For sale, a mid-Victorian silver cased William Payne’s Patent Pedometer retailed by Negretti & Zambra.
This fascinating early pedometer is comprised of a one an a half inch ceramic dial with Roman numerals and single blue steel pointer. It is marked to the retailer Negretti & Zambra, 1 Hatton Garden, to the upper section and Payne’s Patent with serial No: 3969 below.
The delicate silver case has a fine bezel with watch glass to the front and superb rose engine turned detail to the reverse. It has a hallmarked suspension loop to the top to allow it to be attached to a watch chain. The bezel is opened by a nail clasp to the top right of the hanging loop and the movement accessed by depressing a catch at the base.

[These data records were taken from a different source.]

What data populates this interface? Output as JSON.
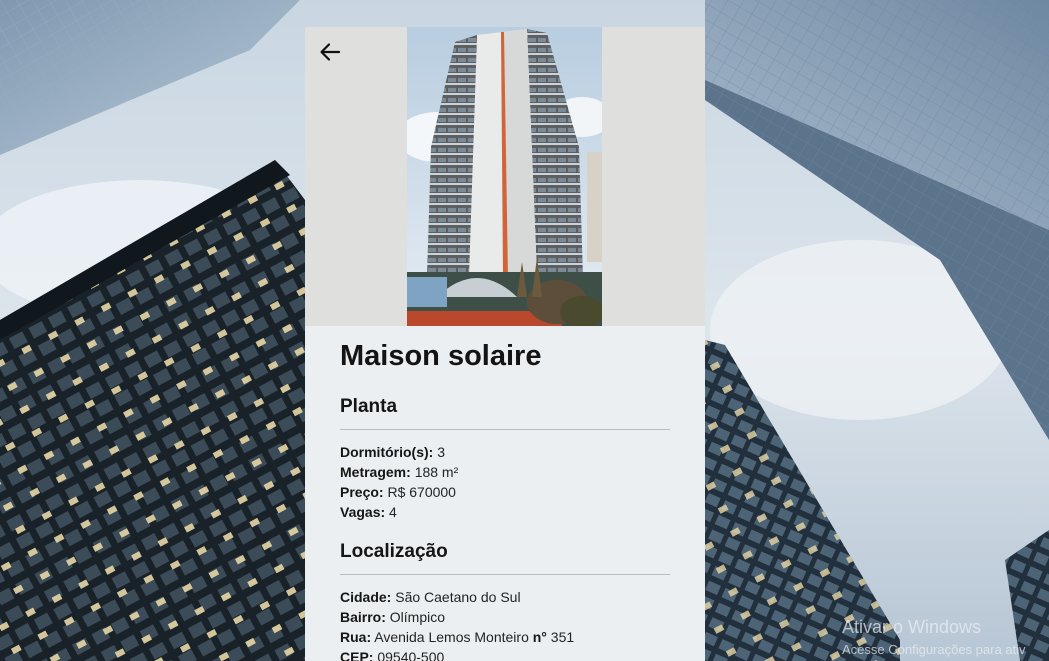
{
  "property": {
    "title": "Maison solaire",
    "planta": {
      "heading": "Planta",
      "bedrooms_label": "Dormitório(s):",
      "bedrooms_value": "3",
      "area_label": "Metragem:",
      "area_value": "188 m²",
      "price_label": "Preço:",
      "price_value": "R$ 670000",
      "parking_label": "Vagas:",
      "parking_value": "4"
    },
    "localizacao": {
      "heading": "Localização",
      "city_label": "Cidade:",
      "city_value": "São Caetano do Sul",
      "district_label": "Bairro:",
      "district_value": "Olímpico",
      "street_label": "Rua:",
      "street_value": "Avenida Lemos Monteiro",
      "number_label": "n°",
      "number_value": "351",
      "cep_label": "CEP:",
      "cep_value": "09540-500"
    }
  },
  "icons": {
    "back": "arrow-left-icon"
  },
  "watermark": {
    "line1": "Ativar o Windows",
    "line2": "Acesse Configurações para ativ"
  },
  "colors": {
    "card_background": "#ebeff1",
    "hero_background": "#dfdfdd",
    "accent_stripe": "#d2643a"
  }
}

The inside of the case is silver marked for London with the date letter “h” for 1863, it also bears the same serial as is provided on the dial and the case maker’s initials “AT”.
The maker of this fine instrument were the clockmakers William Payne & Co who began trading in 1811 at 62 South Moulton Street in London. By 1825, Payne had moved to 163 Bond Street from where on the 15th of February 1831 he lodged his patent, “Pedometer for the waistcoat pocket” (No: 6078). The invention was evidently well accepted as it continued to be produced until at least the 1870’s

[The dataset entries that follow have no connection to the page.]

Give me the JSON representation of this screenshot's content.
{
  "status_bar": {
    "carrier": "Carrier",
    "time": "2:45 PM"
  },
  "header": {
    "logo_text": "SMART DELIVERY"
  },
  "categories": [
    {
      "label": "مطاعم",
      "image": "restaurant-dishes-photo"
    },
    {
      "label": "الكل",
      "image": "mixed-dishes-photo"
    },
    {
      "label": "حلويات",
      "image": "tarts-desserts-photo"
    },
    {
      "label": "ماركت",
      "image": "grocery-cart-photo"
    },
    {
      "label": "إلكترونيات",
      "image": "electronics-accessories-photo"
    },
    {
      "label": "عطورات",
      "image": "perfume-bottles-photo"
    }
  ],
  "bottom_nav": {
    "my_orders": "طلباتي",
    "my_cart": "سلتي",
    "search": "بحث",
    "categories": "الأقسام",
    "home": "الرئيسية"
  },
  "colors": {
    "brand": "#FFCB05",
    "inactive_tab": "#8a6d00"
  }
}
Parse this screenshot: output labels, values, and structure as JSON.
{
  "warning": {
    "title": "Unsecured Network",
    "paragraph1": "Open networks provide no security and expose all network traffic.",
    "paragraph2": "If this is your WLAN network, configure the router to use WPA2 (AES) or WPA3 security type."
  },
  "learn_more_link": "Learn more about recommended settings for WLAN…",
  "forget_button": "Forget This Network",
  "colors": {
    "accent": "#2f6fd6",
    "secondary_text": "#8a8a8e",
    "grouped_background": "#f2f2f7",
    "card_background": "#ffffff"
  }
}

Both Negretti & Zambra and William Payne & Co took part in The Great Exhibtion of 1851 where Payne exhibited these instruments and it would be interesting to consider that this may have been where the two companies formed their trading relationship. Both companies were patronised by The British Royal Family after this point in time.

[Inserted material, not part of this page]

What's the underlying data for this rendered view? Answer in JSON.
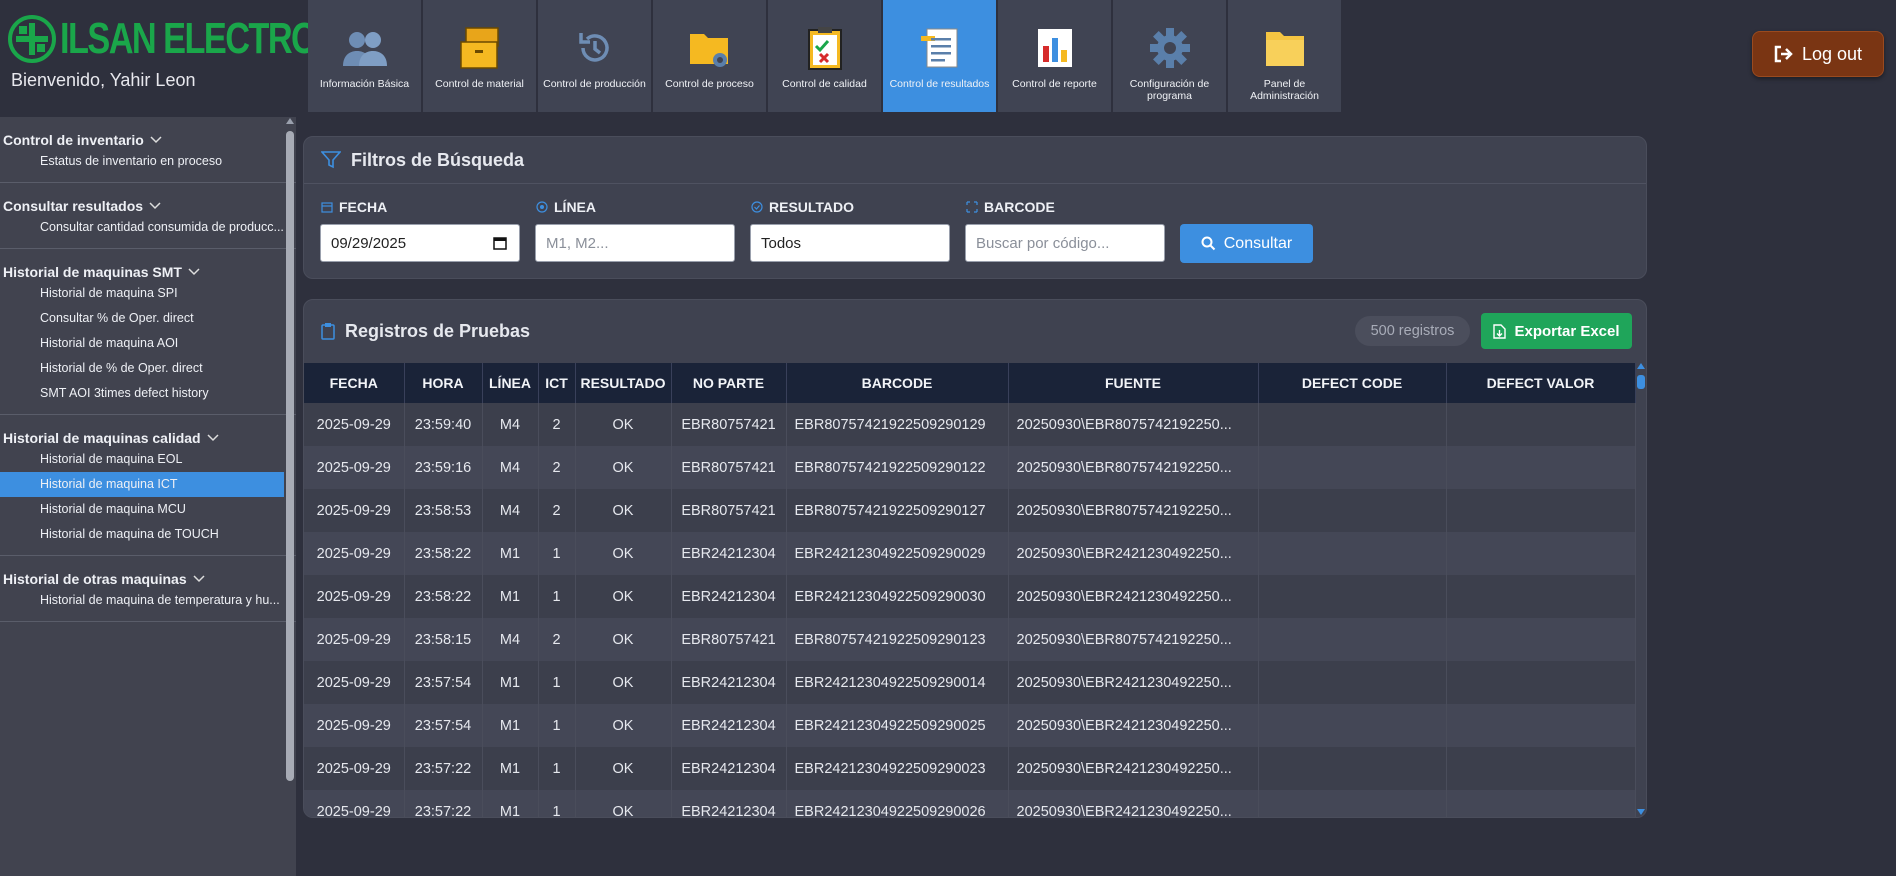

Negretti & Zambra were a leading name in the production and retailing of meteorological and scientific instruments and had a company history dating back to 1850 although their parents were amongst those Italian emigres that bolstered the British meteorological instrument making industry at the turn of the century.
Throughout their long and esteemed history they exhibited at British and international industrial fairs and became makers to both Queen Victoria and Edward VII. Owing to changes in the business, the firm ceased the public retailing of scientific instruments sometime around the late 1960’s and continued with a focus on the aviation industry in numerous guises until its eventual liquidation in the year 2000. They are today perhaps the most collected of the scientific instrument firms which bears testament to the quality of their work.
Perhaps less rich in function than a Fitbit but far more pleasing to the eye, this instrument (owing to the hallmarks) can be confidently dated to 1863, a date which fits entirely with Negretti & Zambra’s trading dates at 1 Hatton Garden, which lasted from 1859 – 1867.